Interestingly, these holin-antiholin-like genes are highly conserved in B. subtilis (ywbGH, ysbBA, and yxaCK, Fig. 1). We applied multiple approaches by performing genetic mutations, overexpression of specific genes, and various bioassays, and concluded that a similar acetic-acid-responsive pathway is also present in B. subtilis (and likely in other Gram-positive bacteria as well). We observed that those genes encoding holin-antiholin-like proteins were strongly activated in the presence of acetic acid. We also showed that some of those genes are directly involved in biofilm formation. As a possible mode of action for those holin-antiholin-like proteins in B. subtilis, they may be involved in programmed cell death and release of eDNA, similar to what was proposed in S. aureus.
Our evidence suggests that acetic acid may have a second mode of action in stimulating biofilm formation in B. subtilis. Acetic acid also directly activates matrix genes, although the underlying mechanism is still unclear. It is worth pointing out that the metabolic pathway of acetic acid also involves intermediate products such as acetyl-CoA and acetyl-phosphate. Acetyl-phosphate has been shown to be another central metabolic signal that can directly involve protein phosphorylation or acetylation, two very important modifications for response regulators. Past studies suggested that Spo0A and DegU, two important response regulators and key regulators for biofilm formation in B. subtilis, can be phosphorylated by free acetyl-phosphate. It will be interesting to see whether intermediate products of acetate metabolism, such as acetyl-phosphate, can be an important secondary messenger for bacterial multicellular development or not.

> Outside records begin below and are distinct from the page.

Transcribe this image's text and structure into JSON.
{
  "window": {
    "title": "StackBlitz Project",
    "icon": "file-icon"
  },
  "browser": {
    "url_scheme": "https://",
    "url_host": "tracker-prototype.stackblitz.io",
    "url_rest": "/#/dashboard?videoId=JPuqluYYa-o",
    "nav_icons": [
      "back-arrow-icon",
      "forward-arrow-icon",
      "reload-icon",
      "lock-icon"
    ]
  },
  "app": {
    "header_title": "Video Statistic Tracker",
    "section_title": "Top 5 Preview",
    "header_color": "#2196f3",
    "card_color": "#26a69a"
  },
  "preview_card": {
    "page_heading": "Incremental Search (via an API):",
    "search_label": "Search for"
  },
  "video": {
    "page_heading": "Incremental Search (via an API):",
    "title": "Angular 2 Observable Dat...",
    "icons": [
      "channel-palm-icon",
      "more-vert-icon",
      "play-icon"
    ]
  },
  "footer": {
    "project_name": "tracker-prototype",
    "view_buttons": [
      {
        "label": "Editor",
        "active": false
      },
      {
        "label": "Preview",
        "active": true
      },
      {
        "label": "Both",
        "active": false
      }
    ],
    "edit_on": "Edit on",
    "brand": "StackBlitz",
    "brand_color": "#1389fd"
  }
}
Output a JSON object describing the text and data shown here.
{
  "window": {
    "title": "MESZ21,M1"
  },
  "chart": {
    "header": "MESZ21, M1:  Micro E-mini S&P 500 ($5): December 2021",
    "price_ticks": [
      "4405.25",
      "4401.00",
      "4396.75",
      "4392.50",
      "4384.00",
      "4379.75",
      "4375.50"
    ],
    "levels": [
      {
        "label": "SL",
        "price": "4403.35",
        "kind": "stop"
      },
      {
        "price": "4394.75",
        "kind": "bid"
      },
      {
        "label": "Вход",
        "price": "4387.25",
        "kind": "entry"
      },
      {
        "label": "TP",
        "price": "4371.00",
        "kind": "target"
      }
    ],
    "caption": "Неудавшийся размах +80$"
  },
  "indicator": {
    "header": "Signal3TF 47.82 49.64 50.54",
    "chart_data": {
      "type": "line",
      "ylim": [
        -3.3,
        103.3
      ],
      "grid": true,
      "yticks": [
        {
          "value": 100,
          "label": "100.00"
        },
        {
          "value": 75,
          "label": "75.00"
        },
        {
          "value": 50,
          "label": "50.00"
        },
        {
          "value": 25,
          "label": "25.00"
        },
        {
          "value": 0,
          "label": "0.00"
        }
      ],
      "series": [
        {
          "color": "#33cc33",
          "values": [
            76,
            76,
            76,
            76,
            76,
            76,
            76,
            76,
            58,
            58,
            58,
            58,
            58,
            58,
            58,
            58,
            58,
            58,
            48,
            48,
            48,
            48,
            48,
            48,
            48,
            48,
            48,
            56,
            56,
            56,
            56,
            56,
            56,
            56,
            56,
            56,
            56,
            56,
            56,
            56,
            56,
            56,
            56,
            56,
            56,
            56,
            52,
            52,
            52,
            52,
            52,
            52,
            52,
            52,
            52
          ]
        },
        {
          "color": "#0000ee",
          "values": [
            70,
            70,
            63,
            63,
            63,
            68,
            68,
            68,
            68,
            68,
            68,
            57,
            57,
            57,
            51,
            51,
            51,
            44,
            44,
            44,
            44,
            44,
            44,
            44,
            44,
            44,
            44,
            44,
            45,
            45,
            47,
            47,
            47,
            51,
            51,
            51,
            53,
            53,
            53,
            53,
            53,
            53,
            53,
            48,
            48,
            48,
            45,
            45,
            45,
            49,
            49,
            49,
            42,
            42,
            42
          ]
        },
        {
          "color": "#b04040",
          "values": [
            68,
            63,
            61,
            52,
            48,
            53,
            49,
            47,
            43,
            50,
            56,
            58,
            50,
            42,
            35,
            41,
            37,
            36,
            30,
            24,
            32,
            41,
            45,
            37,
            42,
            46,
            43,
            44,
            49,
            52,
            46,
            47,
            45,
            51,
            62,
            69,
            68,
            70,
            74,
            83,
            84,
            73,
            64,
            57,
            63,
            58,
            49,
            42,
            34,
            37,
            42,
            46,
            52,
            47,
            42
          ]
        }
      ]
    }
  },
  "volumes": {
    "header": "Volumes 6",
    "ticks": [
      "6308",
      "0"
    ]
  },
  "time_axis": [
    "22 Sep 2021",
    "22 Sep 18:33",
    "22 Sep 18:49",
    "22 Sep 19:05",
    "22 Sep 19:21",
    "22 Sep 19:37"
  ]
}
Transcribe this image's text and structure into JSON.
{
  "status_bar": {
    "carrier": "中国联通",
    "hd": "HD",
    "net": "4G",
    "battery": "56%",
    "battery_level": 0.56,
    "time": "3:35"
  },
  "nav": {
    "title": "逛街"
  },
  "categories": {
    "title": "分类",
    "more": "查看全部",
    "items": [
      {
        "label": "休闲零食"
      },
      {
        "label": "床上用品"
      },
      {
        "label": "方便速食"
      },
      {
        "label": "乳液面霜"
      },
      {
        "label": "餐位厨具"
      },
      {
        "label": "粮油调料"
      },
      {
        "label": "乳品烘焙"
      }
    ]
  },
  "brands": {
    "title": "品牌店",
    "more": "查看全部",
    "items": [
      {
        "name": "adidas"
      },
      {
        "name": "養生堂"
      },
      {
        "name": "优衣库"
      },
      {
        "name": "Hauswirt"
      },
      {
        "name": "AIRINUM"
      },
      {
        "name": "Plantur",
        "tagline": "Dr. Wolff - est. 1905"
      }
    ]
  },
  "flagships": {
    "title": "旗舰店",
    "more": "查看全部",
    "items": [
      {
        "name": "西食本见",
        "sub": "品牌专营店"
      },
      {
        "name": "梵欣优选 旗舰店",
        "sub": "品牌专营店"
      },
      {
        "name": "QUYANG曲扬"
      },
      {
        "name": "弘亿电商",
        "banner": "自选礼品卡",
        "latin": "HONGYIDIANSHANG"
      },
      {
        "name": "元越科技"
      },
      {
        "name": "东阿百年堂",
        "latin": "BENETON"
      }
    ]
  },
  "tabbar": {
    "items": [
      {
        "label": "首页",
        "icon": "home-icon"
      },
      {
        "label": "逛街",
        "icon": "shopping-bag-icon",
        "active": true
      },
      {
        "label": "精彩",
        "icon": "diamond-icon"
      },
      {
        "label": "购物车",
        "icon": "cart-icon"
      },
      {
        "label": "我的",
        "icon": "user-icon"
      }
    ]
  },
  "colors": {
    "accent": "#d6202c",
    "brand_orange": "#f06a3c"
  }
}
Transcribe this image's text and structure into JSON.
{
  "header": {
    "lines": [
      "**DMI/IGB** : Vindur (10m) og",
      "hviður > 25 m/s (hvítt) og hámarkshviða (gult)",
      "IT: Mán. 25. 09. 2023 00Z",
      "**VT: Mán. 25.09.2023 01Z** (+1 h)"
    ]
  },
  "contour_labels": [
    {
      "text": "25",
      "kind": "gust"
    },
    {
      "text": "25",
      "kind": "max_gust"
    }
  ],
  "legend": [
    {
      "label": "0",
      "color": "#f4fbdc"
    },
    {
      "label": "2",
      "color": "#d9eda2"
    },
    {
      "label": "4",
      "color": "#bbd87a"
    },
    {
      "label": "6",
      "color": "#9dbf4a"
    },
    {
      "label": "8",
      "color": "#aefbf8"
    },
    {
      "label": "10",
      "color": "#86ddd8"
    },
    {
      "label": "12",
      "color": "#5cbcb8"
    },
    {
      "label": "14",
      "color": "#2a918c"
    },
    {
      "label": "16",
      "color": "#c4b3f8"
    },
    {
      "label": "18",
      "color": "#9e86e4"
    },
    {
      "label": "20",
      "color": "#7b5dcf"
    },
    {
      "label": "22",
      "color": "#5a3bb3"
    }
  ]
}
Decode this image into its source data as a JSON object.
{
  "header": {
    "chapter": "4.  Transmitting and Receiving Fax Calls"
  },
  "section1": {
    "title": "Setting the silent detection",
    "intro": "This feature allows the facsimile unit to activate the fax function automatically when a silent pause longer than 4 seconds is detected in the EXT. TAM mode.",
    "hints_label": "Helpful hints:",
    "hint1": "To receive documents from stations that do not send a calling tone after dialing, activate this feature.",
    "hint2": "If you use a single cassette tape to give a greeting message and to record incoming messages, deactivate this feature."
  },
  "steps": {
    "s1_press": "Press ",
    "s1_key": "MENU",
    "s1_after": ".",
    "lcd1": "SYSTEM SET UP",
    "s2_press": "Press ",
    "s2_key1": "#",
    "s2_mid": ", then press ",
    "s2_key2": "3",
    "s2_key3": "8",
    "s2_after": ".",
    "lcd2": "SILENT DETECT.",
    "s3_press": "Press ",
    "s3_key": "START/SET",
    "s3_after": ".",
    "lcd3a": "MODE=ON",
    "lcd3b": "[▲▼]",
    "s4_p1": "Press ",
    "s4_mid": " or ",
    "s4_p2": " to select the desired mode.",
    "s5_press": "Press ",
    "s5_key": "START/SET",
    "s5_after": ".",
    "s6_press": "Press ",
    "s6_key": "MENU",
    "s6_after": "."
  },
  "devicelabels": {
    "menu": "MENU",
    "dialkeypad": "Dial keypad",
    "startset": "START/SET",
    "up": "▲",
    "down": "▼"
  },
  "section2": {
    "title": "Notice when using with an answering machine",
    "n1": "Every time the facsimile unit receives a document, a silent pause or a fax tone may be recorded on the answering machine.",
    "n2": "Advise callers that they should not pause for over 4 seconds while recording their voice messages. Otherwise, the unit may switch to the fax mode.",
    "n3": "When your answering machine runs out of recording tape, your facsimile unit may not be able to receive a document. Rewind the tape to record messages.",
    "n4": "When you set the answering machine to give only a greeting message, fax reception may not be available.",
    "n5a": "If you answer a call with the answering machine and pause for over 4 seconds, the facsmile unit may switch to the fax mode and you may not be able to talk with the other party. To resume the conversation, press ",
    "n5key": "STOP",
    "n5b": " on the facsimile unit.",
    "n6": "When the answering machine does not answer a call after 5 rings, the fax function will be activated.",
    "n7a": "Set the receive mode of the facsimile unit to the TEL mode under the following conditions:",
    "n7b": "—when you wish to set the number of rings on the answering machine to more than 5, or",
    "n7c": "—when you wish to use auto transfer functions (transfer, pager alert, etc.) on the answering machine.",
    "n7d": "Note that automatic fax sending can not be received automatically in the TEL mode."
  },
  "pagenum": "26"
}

Thinking of small volatile chemicals such as acetic acid from a broader point of view, those chemicals are not only produced by bacterial cells, but also by eukaryotic cells. There are a number of published reports that gut microbial species are able to produce small metabolites to modulate human immune system. Recent studies also demonstrated that volatile molecules produced by bacteria are able to stimulate plant growth and acquired systemic resistance.
In summary, cell-cell communication and interaction through small volatile signals have been an understudied research field. With increasing evidence that those volatile molecules are not only metabolically important for shaping the physiology of individual cells, but also important as signal molecules to regulate multicellular process such as biofilm formation, as well as bacteria-host interactions, further work will need to be done to improve our understandings of those signaling mechanisms at the molecular level.
This work was funded by a start-up grant from Northeastern University to Y. Chai and by National Natural Science Foundation of China to Y. Chen.